▶ _WHAT IS EXPECTED_
Each record below gets repeated exactly, and pictures stay out of the copy.

Website and app data records
* * * * *
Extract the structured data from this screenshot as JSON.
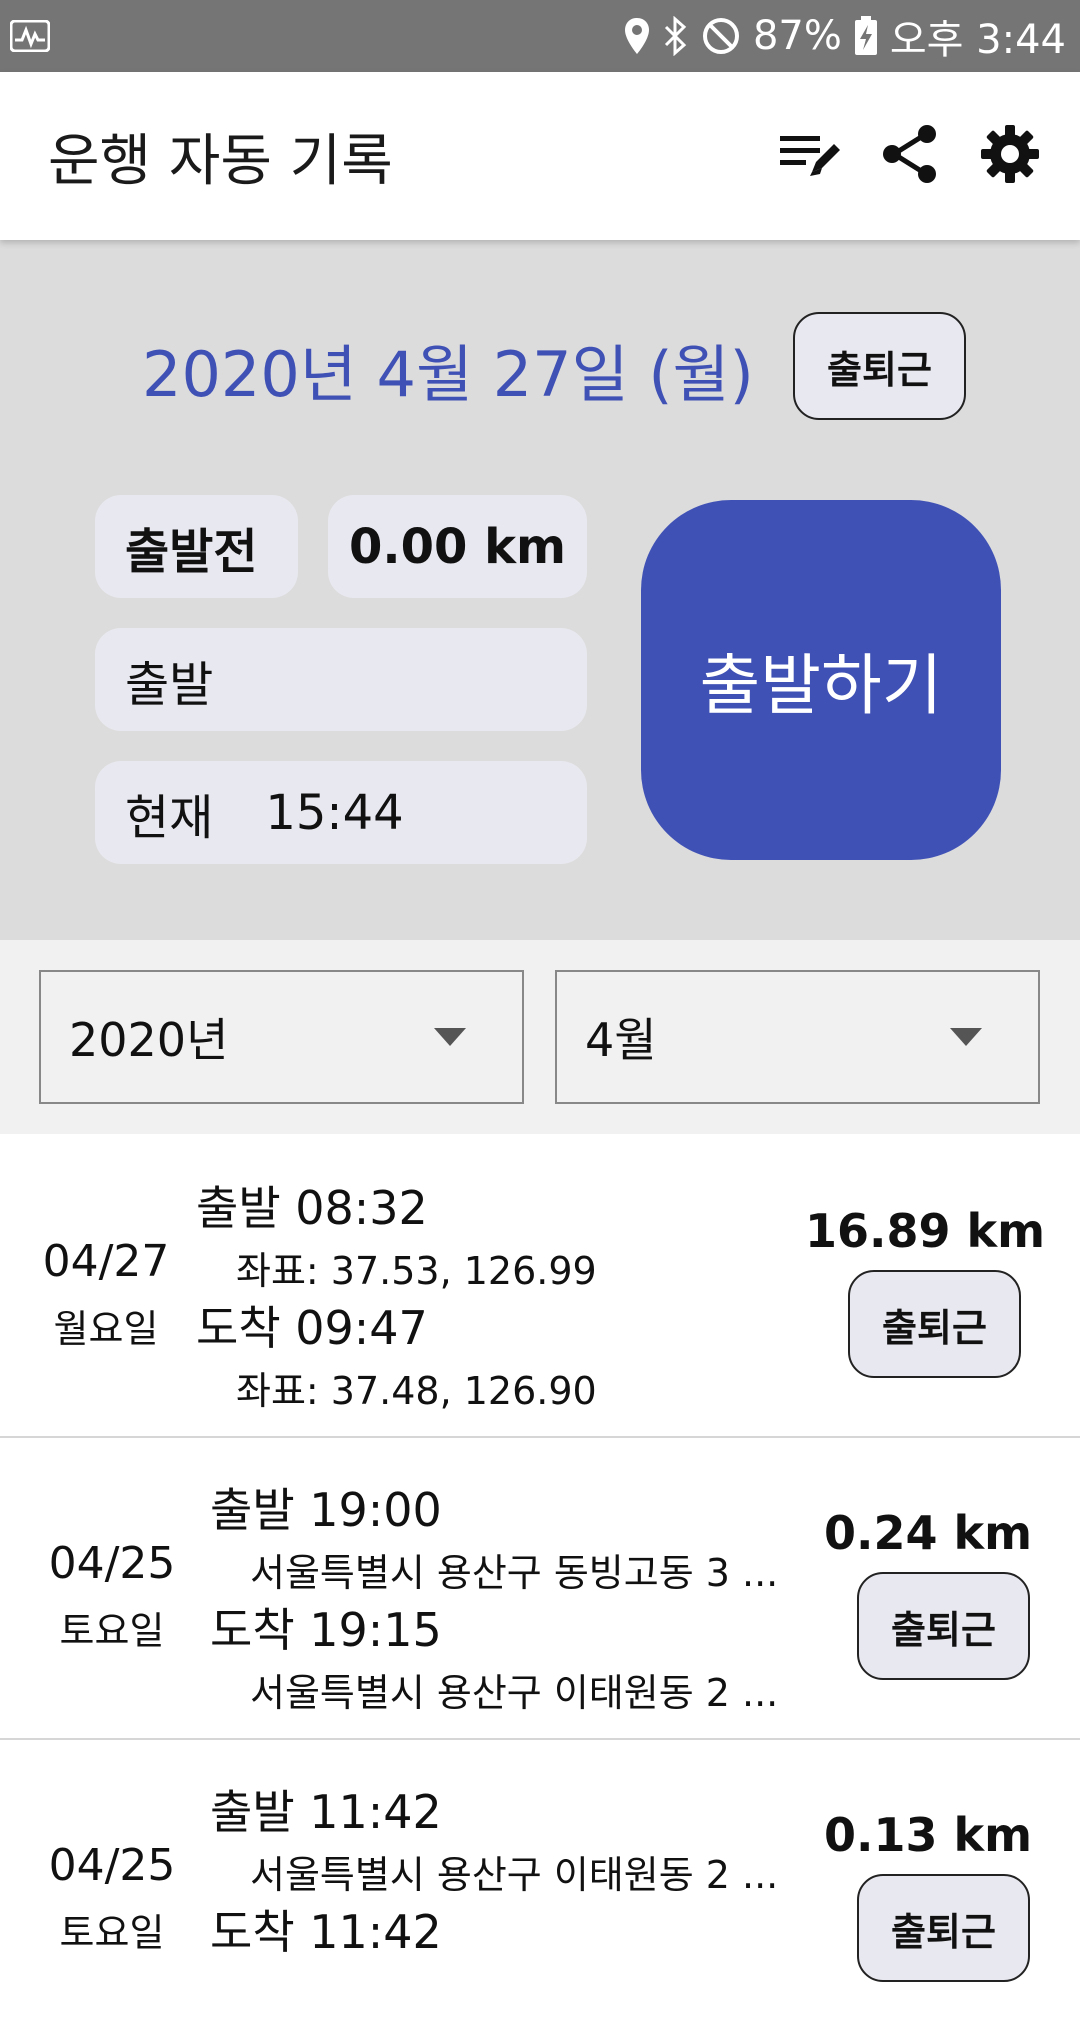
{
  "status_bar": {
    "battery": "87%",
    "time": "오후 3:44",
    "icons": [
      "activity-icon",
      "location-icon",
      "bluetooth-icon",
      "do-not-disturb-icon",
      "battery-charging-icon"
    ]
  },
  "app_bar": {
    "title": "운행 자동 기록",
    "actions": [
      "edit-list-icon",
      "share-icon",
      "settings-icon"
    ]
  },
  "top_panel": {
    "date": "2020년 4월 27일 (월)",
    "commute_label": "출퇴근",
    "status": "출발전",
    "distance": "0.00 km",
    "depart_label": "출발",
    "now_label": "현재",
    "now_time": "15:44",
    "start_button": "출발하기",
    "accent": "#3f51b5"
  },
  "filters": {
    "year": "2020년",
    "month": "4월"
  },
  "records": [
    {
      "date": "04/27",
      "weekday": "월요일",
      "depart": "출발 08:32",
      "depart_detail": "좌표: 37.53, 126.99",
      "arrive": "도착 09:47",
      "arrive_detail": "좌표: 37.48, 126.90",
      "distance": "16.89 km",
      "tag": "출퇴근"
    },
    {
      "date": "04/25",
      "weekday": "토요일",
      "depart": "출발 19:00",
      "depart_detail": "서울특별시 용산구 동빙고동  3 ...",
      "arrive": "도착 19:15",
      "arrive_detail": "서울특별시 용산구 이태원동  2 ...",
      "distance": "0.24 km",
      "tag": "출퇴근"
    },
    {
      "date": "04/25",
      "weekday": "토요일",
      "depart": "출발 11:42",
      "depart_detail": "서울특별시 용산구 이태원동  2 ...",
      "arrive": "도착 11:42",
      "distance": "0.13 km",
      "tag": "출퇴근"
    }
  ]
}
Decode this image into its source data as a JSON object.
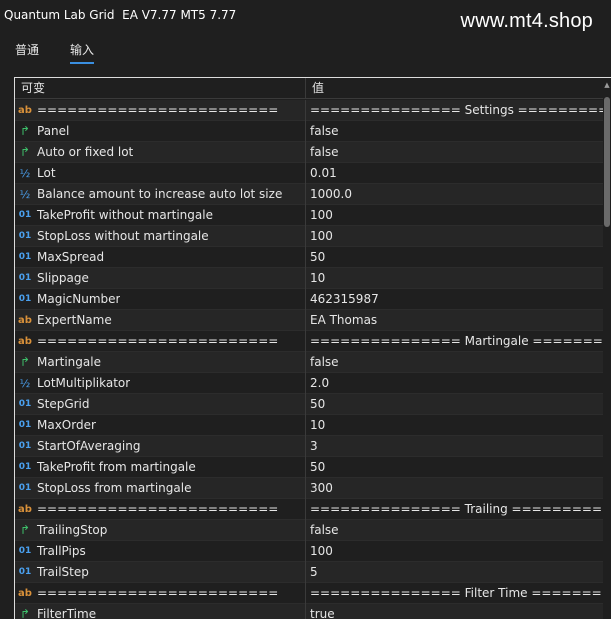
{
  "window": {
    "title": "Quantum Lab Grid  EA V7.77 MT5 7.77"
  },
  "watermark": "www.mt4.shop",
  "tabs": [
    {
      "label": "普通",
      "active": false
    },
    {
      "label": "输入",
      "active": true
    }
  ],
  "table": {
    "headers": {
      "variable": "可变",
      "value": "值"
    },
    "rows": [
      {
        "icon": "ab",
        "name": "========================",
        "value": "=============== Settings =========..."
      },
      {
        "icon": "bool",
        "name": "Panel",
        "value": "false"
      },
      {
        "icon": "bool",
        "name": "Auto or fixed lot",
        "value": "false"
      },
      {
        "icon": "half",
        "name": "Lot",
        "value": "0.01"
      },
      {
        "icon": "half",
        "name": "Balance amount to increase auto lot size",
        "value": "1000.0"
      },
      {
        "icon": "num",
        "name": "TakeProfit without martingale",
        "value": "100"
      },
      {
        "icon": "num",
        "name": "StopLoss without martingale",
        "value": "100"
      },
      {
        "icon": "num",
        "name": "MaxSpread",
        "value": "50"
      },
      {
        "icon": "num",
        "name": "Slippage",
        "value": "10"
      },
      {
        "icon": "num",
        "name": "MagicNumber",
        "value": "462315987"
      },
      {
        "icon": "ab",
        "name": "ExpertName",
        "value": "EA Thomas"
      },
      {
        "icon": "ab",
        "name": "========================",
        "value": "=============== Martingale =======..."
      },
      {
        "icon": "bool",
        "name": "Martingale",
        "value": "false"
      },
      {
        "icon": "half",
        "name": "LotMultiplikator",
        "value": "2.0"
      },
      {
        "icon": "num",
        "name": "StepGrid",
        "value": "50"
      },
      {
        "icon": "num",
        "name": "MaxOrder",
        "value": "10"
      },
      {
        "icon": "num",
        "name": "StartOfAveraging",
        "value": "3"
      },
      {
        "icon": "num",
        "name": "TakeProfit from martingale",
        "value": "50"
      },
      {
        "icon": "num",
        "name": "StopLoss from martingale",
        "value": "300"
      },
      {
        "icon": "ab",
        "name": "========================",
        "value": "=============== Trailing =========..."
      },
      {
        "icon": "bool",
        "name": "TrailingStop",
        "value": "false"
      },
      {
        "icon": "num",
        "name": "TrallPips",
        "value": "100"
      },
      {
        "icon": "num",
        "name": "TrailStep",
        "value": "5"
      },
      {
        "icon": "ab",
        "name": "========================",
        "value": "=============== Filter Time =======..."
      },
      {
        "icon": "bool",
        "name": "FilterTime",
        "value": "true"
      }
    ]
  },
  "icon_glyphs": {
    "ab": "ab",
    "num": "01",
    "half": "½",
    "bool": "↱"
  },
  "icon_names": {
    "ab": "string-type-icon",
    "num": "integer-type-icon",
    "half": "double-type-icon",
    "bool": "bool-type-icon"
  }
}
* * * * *
▶ _TASK RESPONSE_
Extract the structured data from this screenshot as JSON.
{
  "status_bar": {
    "battery": "87%",
    "time": "오후 3:44",
    "icons": [
      "activity-icon",
      "location-icon",
      "bluetooth-icon",
      "do-not-disturb-icon",
      "battery-charging-icon"
    ]
  },
  "app_bar": {
    "title": "운행 자동 기록",
    "actions": [
      "edit-list-icon",
      "share-icon",
      "settings-icon"
    ]
  },
  "top_panel": {
    "date": "2020년 4월 27일 (월)",
    "commute_label": "출퇴근",
    "status": "출발전",
    "distance": "0.00 km",
    "depart_label": "출발",
    "now_label": "현재",
    "now_time": "15:44",
    "start_button": "출발하기",
    "accent": "#3f51b5"
  },
  "filters": {
    "year": "2020년",
    "month": "4월"
  },
  "records": [
    {
      "date": "04/27",
      "weekday": "월요일",
      "depart": "출발 08:32",
      "depart_detail": "좌표: 37.53, 126.99",
      "arrive": "도착 09:47",
      "arrive_detail": "좌표: 37.48, 126.90",
      "distance": "16.89 km",
      "tag": "출퇴근"
    },
    {
      "date": "04/25",
      "weekday": "토요일",
      "depart": "출발 19:00",
      "depart_detail": "서울특별시 용산구 동빙고동  3 ...",
      "arrive": "도착 19:15",
      "arrive_detail": "서울특별시 용산구 이태원동  2 ...",
      "distance": "0.24 km",
      "tag": "출퇴근"
    },
    {
      "date": "04/25",
      "weekday": "토요일",
      "depart": "출발 11:42",
      "depart_detail": "서울특별시 용산구 이태원동  2 ...",
      "arrive": "도착 11:42",
      "distance": "0.13 km",
      "tag": "출퇴근"
    }
  ]
}
Decode this image into its source data as a JSON object.
{
  "window": {
    "title": "Quantum Lab Grid  EA V7.77 MT5 7.77"
  },
  "watermark": "www.mt4.shop",
  "tabs": [
    {
      "label": "普通",
      "active": false
    },
    {
      "label": "输入",
      "active": true
    }
  ],
  "table": {
    "headers": {
      "variable": "可变",
      "value": "值"
    },
    "rows": [
      {
        "icon": "ab",
        "name": "========================",
        "value": "=============== Settings =========..."
      },
      {
        "icon": "bool",
        "name": "Panel",
        "value": "false"
      },
      {
        "icon": "bool",
        "name": "Auto or fixed lot",
        "value": "false"
      },
      {
        "icon": "half",
        "name": "Lot",
        "value": "0.01"
      },
      {
        "icon": "half",
        "name": "Balance amount to increase auto lot size",
        "value": "1000.0"
      },
      {
        "icon": "num",
        "name": "TakeProfit without martingale",
        "value": "100"
      },
      {
        "icon": "num",
        "name": "StopLoss without martingale",
        "value": "100"
      },
      {
        "icon": "num",
        "name": "MaxSpread",
        "value": "50"
      },
      {
        "icon": "num",
        "name": "Slippage",
        "value": "10"
      },
      {
        "icon": "num",
        "name": "MagicNumber",
        "value": "462315987"
      },
      {
        "icon": "ab",
        "name": "ExpertName",
        "value": "EA Thomas"
      },
      {
        "icon": "ab",
        "name": "========================",
        "value": "=============== Martingale =======..."
      },
      {
        "icon": "bool",
        "name": "Martingale",
        "value": "false"
      },
      {
        "icon": "half",
        "name": "LotMultiplikator",
        "value": "2.0"
      },
      {
        "icon": "num",
        "name": "StepGrid",
        "value": "50"
      },
      {
        "icon": "num",
        "name": "MaxOrder",
        "value": "10"
      },
      {
        "icon": "num",
        "name": "StartOfAveraging",
        "value": "3"
      },
      {
        "icon": "num",
        "name": "TakeProfit from martingale",
        "value": "50"
      },
      {
        "icon": "num",
        "name": "StopLoss from martingale",
        "value": "300"
      },
      {
        "icon": "ab",
        "name": "========================",
        "value": "=============== Trailing =========..."
      },
      {
        "icon": "bool",
        "name": "TrailingStop",
        "value": "false"
      },
      {
        "icon": "num",
        "name": "TrallPips",
        "value": "100"
      },
      {
        "icon": "num",
        "name": "TrailStep",
        "value": "5"
      },
      {
        "icon": "ab",
        "name": "========================",
        "value": "=============== Filter Time =======..."
      },
      {
        "icon": "bool",
        "name": "FilterTime",
        "value": "true"
      }
    ]
  },
  "icon_glyphs": {
    "ab": "ab",
    "num": "01",
    "half": "½",
    "bool": "↱"
  },
  "icon_names": {
    "ab": "string-type-icon",
    "num": "integer-type-icon",
    "half": "double-type-icon",
    "bool": "bool-type-icon"
  }
}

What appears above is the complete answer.